YOUR ASSIGNMENT: Which lines of the material hold the word "Next"? Copy each one.
>>>
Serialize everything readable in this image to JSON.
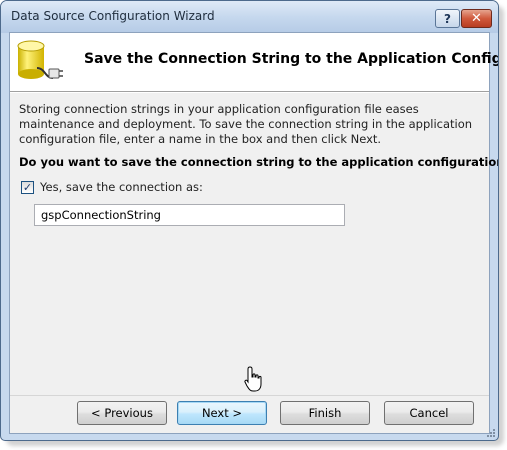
{
  "window": {
    "title": "Data Source Configuration Wizard",
    "help_label": "?",
    "close_label": "✕"
  },
  "header": {
    "title": "Save the Connection String to the Application Configuration File",
    "icon": "database-plug-icon"
  },
  "body": {
    "description": "Storing connection strings in your application configuration file eases maintenance and deployment. To save the connection string in the application configuration file, enter a name in the box and then click Next.",
    "question": "Do you want to save the connection string to the application configuration file?",
    "save_checkbox": {
      "label": "Yes, save the connection as:",
      "checked": true,
      "mark": "✓"
    },
    "connection_name": {
      "value": "gspConnectionString"
    }
  },
  "footer": {
    "previous_label": "< Previous",
    "next_label": "Next >",
    "finish_label": "Finish",
    "cancel_label": "Cancel"
  },
  "colors": {
    "frame": "#c7d9ee",
    "close_button": "#c8482c",
    "default_button_border": "#3c7fb1"
  }
}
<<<
RESPONSE:
    "description": "Storing connection strings in your application configuration file eases maintenance and deployment. To save the connection string in the application configuration file, enter a name in the box and then click Next.",
    "next_label": "Next >",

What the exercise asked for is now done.